++++ GIVEN DATA ++++

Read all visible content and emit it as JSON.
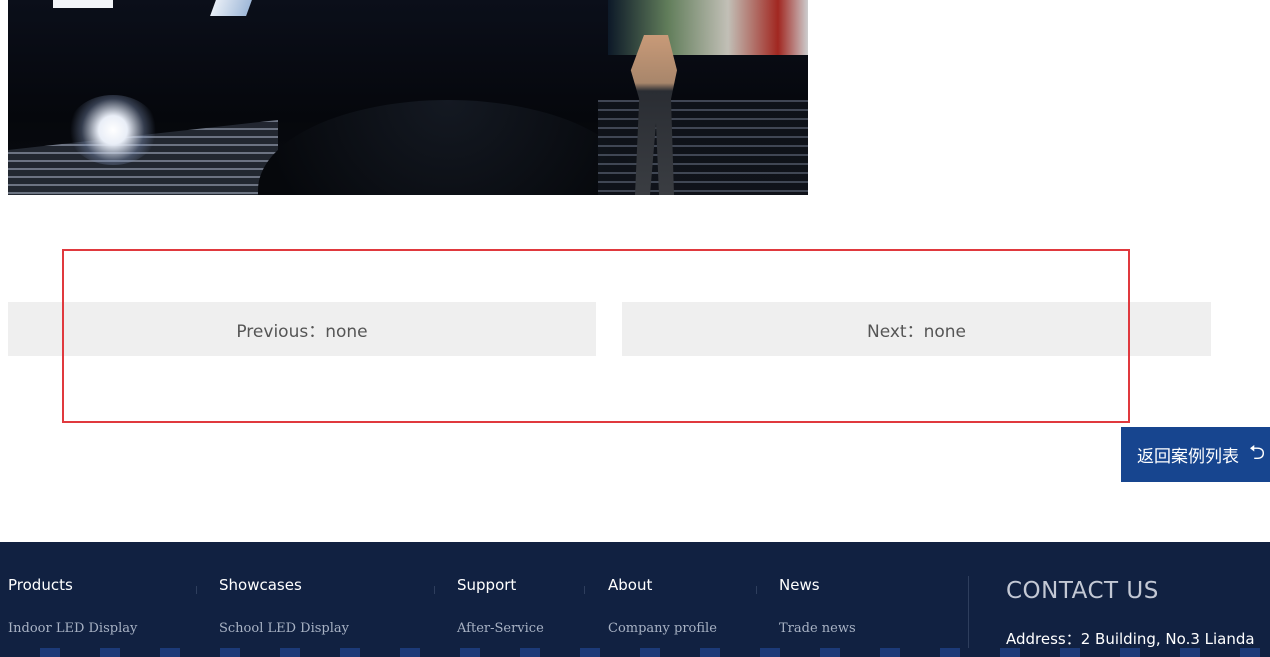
{
  "pager": {
    "previous_label": "Previous：none",
    "next_label": "Next：none"
  },
  "back_button": {
    "label": "返回案例列表",
    "icon": "return-arrow-icon"
  },
  "footer": {
    "columns": [
      {
        "title": "Products",
        "first_item": "Indoor LED Display"
      },
      {
        "title": "Showcases",
        "first_item": "School LED Display"
      },
      {
        "title": "Support",
        "first_item": "After-Service"
      },
      {
        "title": "About",
        "first_item": "Company profile"
      },
      {
        "title": "News",
        "first_item": "Trade  news"
      }
    ],
    "contact_title": "CONTACT US",
    "contact_address": "Address：2 Building, No.3 Lianda"
  },
  "colors": {
    "highlight": "#e0393e",
    "accent": "#17458f",
    "footer_bg": "#112141"
  }
}
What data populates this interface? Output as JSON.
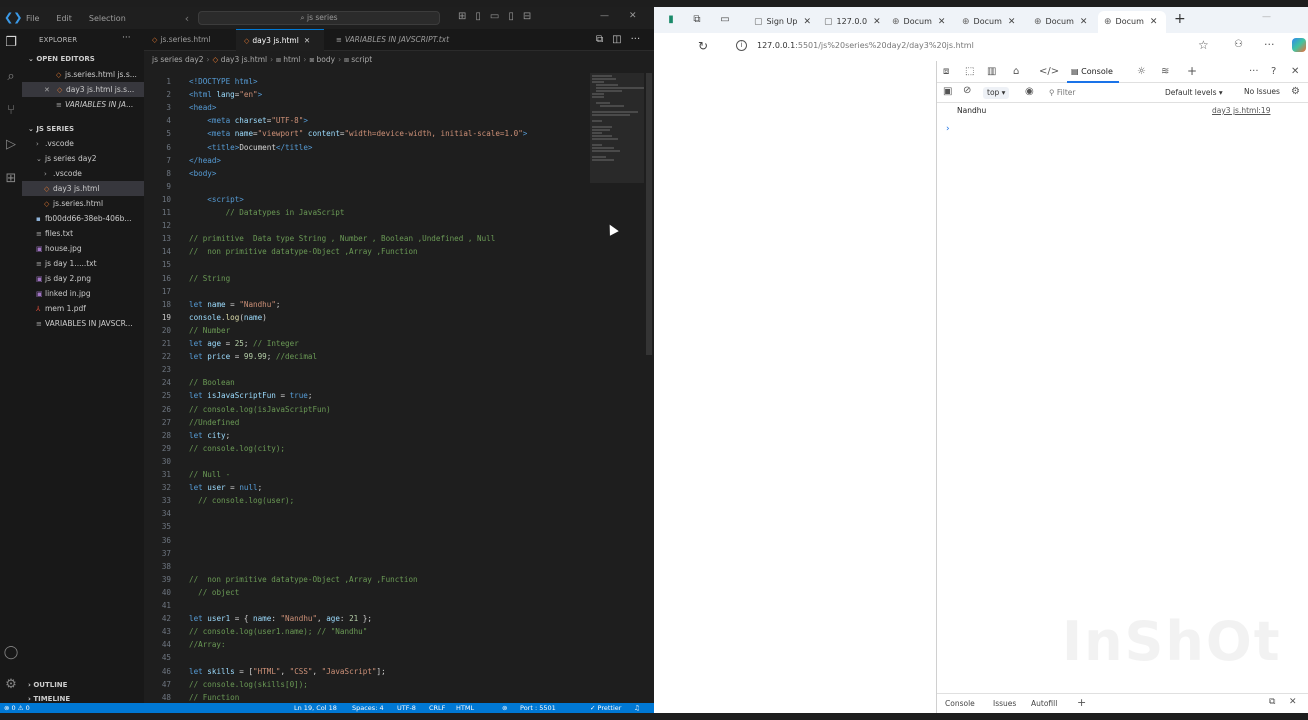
{
  "vscode": {
    "menu": [
      "File",
      "Edit",
      "Selection"
    ],
    "search": "js series",
    "explorer": {
      "title": "EXPLORER",
      "open_editors": "OPEN EDITORS",
      "open_items": [
        "js.series.html js.s...",
        "day3 js.html js.s...",
        "VARIABLES IN JA..."
      ],
      "folder": "JS SERIES",
      "tree": [
        ".vscode",
        "js series day2",
        ".vscode",
        "day3 js.html",
        "js.series.html",
        "fb00dd66-38eb-406b...",
        "files.txt",
        "house.jpg",
        "js day 1.....txt",
        "js day 2.png",
        "linked in.jpg",
        "mem 1.pdf",
        "VARIABLES IN JAVSCR..."
      ],
      "outline": "OUTLINE",
      "timeline": "TIMELINE"
    },
    "tabs": [
      "js.series.html",
      "day3 js.html",
      "VARIABLES IN JAVSCRIPT.txt"
    ],
    "breadcrumb": [
      "js series day2",
      "day3 js.html",
      "html",
      "body",
      "script"
    ],
    "status": {
      "left": "⊗ 0 ⚠ 0",
      "position": "Ln 19, Col 18",
      "spaces": "Spaces: 4",
      "encoding": "UTF-8",
      "eol": "CRLF",
      "lang": "HTML",
      "port": "Port : 5501",
      "prettier": "✓ Prettier"
    }
  },
  "code": [
    {
      "n": "1",
      "s": [
        [
          "t-tag",
          "<!DOCTYPE html>"
        ]
      ]
    },
    {
      "n": "2",
      "s": [
        [
          "t-tag",
          "<html "
        ],
        [
          "t-attr",
          "lang"
        ],
        [
          "t-pl",
          "="
        ],
        [
          "t-str",
          "\"en\""
        ],
        [
          "t-tag",
          ">"
        ]
      ]
    },
    {
      "n": "3",
      "s": [
        [
          "t-tag",
          "<head>"
        ]
      ]
    },
    {
      "n": "4",
      "s": [
        [
          "t-pl",
          "    "
        ],
        [
          "t-tag",
          "<meta "
        ],
        [
          "t-attr",
          "charset"
        ],
        [
          "t-pl",
          "="
        ],
        [
          "t-str",
          "\"UTF-8\""
        ],
        [
          "t-tag",
          ">"
        ]
      ]
    },
    {
      "n": "5",
      "s": [
        [
          "t-pl",
          "    "
        ],
        [
          "t-tag",
          "<meta "
        ],
        [
          "t-attr",
          "name"
        ],
        [
          "t-pl",
          "="
        ],
        [
          "t-str",
          "\"viewport\""
        ],
        [
          "t-attr",
          " content"
        ],
        [
          "t-pl",
          "="
        ],
        [
          "t-str",
          "\"width=device-width, initial-scale=1.0\""
        ],
        [
          "t-tag",
          ">"
        ]
      ]
    },
    {
      "n": "6",
      "s": [
        [
          "t-pl",
          "    "
        ],
        [
          "t-tag",
          "<title>"
        ],
        [
          "t-pl",
          "Document"
        ],
        [
          "t-tag",
          "</title>"
        ]
      ]
    },
    {
      "n": "7",
      "s": [
        [
          "t-tag",
          "</head>"
        ]
      ]
    },
    {
      "n": "8",
      "s": [
        [
          "t-tag",
          "<body>"
        ]
      ]
    },
    {
      "n": "9",
      "s": []
    },
    {
      "n": "10",
      "s": [
        [
          "t-pl",
          "    "
        ],
        [
          "t-tag",
          "<script>"
        ]
      ]
    },
    {
      "n": "11",
      "s": [
        [
          "t-pl",
          "        "
        ],
        [
          "t-com",
          "// Datatypes in JavaScript"
        ]
      ]
    },
    {
      "n": "12",
      "s": []
    },
    {
      "n": "13",
      "s": [
        [
          "t-com",
          "// primitive  Data type String , Number , Boolean ,Undefined , Null"
        ]
      ]
    },
    {
      "n": "14",
      "s": [
        [
          "t-com",
          "//  non primitive datatype-Object ,Array ,Function"
        ]
      ]
    },
    {
      "n": "15",
      "s": []
    },
    {
      "n": "16",
      "s": [
        [
          "t-com",
          "// String"
        ]
      ]
    },
    {
      "n": "17",
      "s": []
    },
    {
      "n": "18",
      "s": [
        [
          "t-kw",
          "let "
        ],
        [
          "t-var",
          "name"
        ],
        [
          "t-pl",
          " = "
        ],
        [
          "t-str",
          "\"Nandhu\""
        ],
        [
          "t-pl",
          ";"
        ]
      ]
    },
    {
      "n": "19",
      "s": [
        [
          "t-var",
          "console"
        ],
        [
          "t-pl",
          "."
        ],
        [
          "t-fn",
          "log"
        ],
        [
          "t-pl",
          "("
        ],
        [
          "t-var",
          "name"
        ],
        [
          "t-pl",
          ")"
        ]
      ],
      "cur": true
    },
    {
      "n": "20",
      "s": [
        [
          "t-com",
          "// Number"
        ]
      ]
    },
    {
      "n": "21",
      "s": [
        [
          "t-kw",
          "let "
        ],
        [
          "t-var",
          "age"
        ],
        [
          "t-pl",
          " = "
        ],
        [
          "t-num",
          "25"
        ],
        [
          "t-pl",
          "; "
        ],
        [
          "t-com",
          "// Integer"
        ]
      ]
    },
    {
      "n": "22",
      "s": [
        [
          "t-kw",
          "let "
        ],
        [
          "t-var",
          "price"
        ],
        [
          "t-pl",
          " = "
        ],
        [
          "t-num",
          "99.99"
        ],
        [
          "t-pl",
          "; "
        ],
        [
          "t-com",
          "//decimal"
        ]
      ]
    },
    {
      "n": "23",
      "s": []
    },
    {
      "n": "24",
      "s": [
        [
          "t-com",
          "// Boolean"
        ]
      ]
    },
    {
      "n": "25",
      "s": [
        [
          "t-kw",
          "let "
        ],
        [
          "t-var",
          "isJavaScriptFun"
        ],
        [
          "t-pl",
          " = "
        ],
        [
          "t-kw",
          "true"
        ],
        [
          "t-pl",
          ";"
        ]
      ]
    },
    {
      "n": "26",
      "s": [
        [
          "t-com",
          "// console.log(isJavaScriptFun)"
        ]
      ]
    },
    {
      "n": "27",
      "s": [
        [
          "t-com",
          "//Undefined"
        ]
      ]
    },
    {
      "n": "28",
      "s": [
        [
          "t-kw",
          "let "
        ],
        [
          "t-var",
          "city"
        ],
        [
          "t-pl",
          ";"
        ]
      ]
    },
    {
      "n": "29",
      "s": [
        [
          "t-com",
          "// console.log(city);"
        ]
      ]
    },
    {
      "n": "30",
      "s": []
    },
    {
      "n": "31",
      "s": [
        [
          "t-com",
          "// Null -"
        ]
      ]
    },
    {
      "n": "32",
      "s": [
        [
          "t-kw",
          "let "
        ],
        [
          "t-var",
          "user"
        ],
        [
          "t-pl",
          " = "
        ],
        [
          "t-kw",
          "null"
        ],
        [
          "t-pl",
          ";"
        ]
      ]
    },
    {
      "n": "33",
      "s": [
        [
          "t-pl",
          "  "
        ],
        [
          "t-com",
          "// console.log(user);"
        ]
      ]
    },
    {
      "n": "34",
      "s": []
    },
    {
      "n": "35",
      "s": []
    },
    {
      "n": "36",
      "s": []
    },
    {
      "n": "37",
      "s": []
    },
    {
      "n": "38",
      "s": []
    },
    {
      "n": "39",
      "s": [
        [
          "t-com",
          "//  non primitive datatype-Object ,Array ,Function"
        ]
      ]
    },
    {
      "n": "40",
      "s": [
        [
          "t-pl",
          "  "
        ],
        [
          "t-com",
          "// object"
        ]
      ]
    },
    {
      "n": "41",
      "s": []
    },
    {
      "n": "42",
      "s": [
        [
          "t-kw",
          "let "
        ],
        [
          "t-var",
          "user1"
        ],
        [
          "t-pl",
          " = { "
        ],
        [
          "t-var",
          "name"
        ],
        [
          "t-pl",
          ": "
        ],
        [
          "t-str",
          "\"Nandhu\""
        ],
        [
          "t-pl",
          ", "
        ],
        [
          "t-var",
          "age"
        ],
        [
          "t-pl",
          ": "
        ],
        [
          "t-num",
          "21"
        ],
        [
          "t-pl",
          " };"
        ]
      ]
    },
    {
      "n": "43",
      "s": [
        [
          "t-com",
          "// console.log(user1.name); // \"Nandhu\""
        ]
      ]
    },
    {
      "n": "44",
      "s": [
        [
          "t-com",
          "//Array:"
        ]
      ]
    },
    {
      "n": "45",
      "s": []
    },
    {
      "n": "46",
      "s": [
        [
          "t-kw",
          "let "
        ],
        [
          "t-var",
          "skills"
        ],
        [
          "t-pl",
          " = ["
        ],
        [
          "t-str",
          "\"HTML\""
        ],
        [
          "t-pl",
          ", "
        ],
        [
          "t-str",
          "\"CSS\""
        ],
        [
          "t-pl",
          ", "
        ],
        [
          "t-str",
          "\"JavaScript\""
        ],
        [
          "t-pl",
          "];"
        ]
      ]
    },
    {
      "n": "47",
      "s": [
        [
          "t-com",
          "// console.log(skills[0]);"
        ]
      ]
    },
    {
      "n": "48",
      "s": [
        [
          "t-com",
          "// Function"
        ]
      ]
    }
  ],
  "browser": {
    "tabs": [
      "Sign Up",
      "127.0.0",
      "Docum",
      "Docum",
      "Docum",
      "Docum"
    ],
    "url_host": "127.0.0.1",
    "url_path": ":5501/js%20series%20day2/day3%20js.html",
    "devtools": {
      "console_tab": "Console",
      "context": "top",
      "filter_placeholder": "Filter",
      "levels": "Default levels",
      "issues": "No Issues",
      "log_message": "Nandhu",
      "log_source": "day3 js.html:19",
      "drawer": [
        "Console",
        "Issues",
        "Autofill"
      ]
    }
  },
  "watermark": "InShOt"
}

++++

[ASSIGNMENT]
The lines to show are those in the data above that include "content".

[RESULT FOR THIS TASK]
Read all visible content and emit it as JSON.
          " content"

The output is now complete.